» Work request
Check each line of the listing for the string "pink". Copy those where it appears.

» Dataset extract
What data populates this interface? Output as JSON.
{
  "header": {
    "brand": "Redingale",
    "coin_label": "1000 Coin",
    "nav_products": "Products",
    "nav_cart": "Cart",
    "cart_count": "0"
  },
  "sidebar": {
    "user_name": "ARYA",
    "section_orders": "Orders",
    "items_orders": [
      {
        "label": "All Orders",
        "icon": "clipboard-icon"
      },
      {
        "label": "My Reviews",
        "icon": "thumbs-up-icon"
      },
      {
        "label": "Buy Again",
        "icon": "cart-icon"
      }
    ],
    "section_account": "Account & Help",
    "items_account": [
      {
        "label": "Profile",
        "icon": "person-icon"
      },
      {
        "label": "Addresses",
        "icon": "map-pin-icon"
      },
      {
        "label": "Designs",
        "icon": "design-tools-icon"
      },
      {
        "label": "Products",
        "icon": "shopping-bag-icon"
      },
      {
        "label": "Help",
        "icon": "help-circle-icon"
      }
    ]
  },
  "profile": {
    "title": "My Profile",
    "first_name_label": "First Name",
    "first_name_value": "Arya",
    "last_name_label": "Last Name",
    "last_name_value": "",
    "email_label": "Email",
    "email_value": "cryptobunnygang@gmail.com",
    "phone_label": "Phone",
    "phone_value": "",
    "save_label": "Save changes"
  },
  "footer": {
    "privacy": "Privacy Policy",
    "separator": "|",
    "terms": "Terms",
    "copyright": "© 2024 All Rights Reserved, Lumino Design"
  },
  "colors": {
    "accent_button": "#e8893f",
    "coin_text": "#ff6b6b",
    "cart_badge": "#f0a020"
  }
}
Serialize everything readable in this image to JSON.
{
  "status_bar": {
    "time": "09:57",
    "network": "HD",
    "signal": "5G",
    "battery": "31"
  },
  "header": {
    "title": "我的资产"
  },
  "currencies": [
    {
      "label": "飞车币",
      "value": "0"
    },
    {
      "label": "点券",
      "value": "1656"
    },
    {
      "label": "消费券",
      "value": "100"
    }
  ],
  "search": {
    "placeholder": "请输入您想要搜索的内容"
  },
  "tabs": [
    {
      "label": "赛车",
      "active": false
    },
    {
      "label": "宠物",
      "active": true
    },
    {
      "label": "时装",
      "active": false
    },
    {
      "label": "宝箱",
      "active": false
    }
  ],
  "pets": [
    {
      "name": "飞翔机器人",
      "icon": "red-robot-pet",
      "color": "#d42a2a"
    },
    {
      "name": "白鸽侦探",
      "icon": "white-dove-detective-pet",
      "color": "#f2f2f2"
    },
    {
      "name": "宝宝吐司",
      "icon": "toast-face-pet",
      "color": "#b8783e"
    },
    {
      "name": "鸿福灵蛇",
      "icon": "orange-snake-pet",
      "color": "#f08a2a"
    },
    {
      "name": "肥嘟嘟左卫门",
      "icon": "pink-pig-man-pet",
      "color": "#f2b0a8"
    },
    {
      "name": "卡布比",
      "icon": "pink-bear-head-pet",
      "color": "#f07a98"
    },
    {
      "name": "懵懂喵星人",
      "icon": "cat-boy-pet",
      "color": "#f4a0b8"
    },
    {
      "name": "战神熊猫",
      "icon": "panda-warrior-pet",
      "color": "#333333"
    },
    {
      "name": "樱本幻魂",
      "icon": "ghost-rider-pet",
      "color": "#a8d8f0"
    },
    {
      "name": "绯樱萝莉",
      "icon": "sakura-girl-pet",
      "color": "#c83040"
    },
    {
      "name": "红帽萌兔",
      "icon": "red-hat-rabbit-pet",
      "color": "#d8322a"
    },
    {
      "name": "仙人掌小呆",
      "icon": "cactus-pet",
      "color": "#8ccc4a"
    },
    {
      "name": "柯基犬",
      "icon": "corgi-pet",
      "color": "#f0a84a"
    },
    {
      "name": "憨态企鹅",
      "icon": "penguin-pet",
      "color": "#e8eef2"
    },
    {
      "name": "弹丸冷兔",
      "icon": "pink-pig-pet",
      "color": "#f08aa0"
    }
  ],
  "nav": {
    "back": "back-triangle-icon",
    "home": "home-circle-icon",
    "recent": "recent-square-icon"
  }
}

» Result
      "icon": "pink-pig-man-pet",
      "icon": "pink-bear-head-pet",
      "icon": "pink-pig-pet",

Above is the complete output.